To tell the truth, that attitude has frequently been repeated in the course of history. One might say that basically people do not want to have God so close, to be so easily within reach or to share so deeply in the events of their daily life. Rather, people want him to be great and, in brief, we also often want him to be a little distant from us. Questions are then raised that are intended to show that, after all, such closeness would be impossible. But the words that Christ spoke on that occasion have lost none of their clarity: "Let me solemnly assure you, if you do not eat the flesh of the Son of Man and drink his blood, you have no life in you".

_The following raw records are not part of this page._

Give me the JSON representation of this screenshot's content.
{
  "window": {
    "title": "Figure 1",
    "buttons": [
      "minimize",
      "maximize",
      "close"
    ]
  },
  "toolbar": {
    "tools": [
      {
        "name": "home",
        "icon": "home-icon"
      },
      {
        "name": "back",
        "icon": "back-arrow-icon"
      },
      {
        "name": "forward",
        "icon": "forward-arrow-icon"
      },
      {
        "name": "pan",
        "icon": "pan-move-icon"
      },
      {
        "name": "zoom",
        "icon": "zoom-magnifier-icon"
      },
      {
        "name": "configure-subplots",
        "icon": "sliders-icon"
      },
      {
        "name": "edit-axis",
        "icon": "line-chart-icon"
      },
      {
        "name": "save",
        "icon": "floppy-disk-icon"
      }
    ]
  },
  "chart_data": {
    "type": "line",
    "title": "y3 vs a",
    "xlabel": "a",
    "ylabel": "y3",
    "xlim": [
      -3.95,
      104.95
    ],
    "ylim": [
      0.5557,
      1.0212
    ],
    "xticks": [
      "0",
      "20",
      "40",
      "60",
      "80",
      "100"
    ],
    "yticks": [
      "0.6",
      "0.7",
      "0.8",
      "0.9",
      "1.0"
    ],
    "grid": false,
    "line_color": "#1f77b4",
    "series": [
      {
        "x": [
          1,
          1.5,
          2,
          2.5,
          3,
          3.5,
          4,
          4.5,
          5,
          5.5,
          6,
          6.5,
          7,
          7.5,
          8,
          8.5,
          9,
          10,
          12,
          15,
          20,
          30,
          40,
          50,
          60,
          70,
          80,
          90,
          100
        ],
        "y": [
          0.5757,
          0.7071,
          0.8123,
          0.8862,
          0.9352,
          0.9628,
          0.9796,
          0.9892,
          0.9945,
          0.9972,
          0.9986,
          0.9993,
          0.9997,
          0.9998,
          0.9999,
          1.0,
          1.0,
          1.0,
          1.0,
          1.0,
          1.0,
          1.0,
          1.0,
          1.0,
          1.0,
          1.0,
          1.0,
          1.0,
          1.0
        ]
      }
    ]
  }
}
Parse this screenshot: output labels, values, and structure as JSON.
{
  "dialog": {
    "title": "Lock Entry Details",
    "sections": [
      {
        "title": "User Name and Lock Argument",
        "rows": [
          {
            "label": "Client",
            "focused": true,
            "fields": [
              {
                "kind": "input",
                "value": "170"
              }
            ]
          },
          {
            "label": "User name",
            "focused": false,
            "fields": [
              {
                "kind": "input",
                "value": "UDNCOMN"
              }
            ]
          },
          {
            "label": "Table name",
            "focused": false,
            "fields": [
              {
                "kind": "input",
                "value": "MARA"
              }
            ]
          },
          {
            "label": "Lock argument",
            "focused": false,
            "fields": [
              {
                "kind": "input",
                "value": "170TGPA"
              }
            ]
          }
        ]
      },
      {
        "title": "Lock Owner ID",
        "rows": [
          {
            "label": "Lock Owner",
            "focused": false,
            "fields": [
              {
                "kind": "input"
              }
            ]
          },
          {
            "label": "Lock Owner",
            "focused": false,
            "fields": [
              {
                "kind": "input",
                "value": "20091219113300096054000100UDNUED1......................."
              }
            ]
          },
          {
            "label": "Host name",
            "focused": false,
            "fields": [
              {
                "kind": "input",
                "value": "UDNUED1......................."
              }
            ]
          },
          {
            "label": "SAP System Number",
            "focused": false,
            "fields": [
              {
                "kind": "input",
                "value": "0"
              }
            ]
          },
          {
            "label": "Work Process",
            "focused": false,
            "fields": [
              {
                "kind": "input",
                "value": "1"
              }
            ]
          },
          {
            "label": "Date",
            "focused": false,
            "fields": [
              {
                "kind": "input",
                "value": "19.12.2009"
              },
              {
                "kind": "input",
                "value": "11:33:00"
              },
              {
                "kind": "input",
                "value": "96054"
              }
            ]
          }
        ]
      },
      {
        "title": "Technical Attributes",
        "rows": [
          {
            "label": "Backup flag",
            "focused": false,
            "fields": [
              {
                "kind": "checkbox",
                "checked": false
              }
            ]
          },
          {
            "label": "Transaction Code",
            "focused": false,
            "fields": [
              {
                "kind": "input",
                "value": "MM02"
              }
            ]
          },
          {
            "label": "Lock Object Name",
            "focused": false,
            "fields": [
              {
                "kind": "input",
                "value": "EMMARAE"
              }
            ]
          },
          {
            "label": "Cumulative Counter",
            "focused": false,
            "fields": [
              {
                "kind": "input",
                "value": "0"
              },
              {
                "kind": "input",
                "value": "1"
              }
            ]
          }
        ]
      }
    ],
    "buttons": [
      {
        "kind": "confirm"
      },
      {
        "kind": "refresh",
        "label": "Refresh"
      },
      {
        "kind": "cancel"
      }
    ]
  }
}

Pope Benedict XVI, Homily for the Italian Eucharistic Congress, 29/05/05 (© Libreria Editrice Vaticana)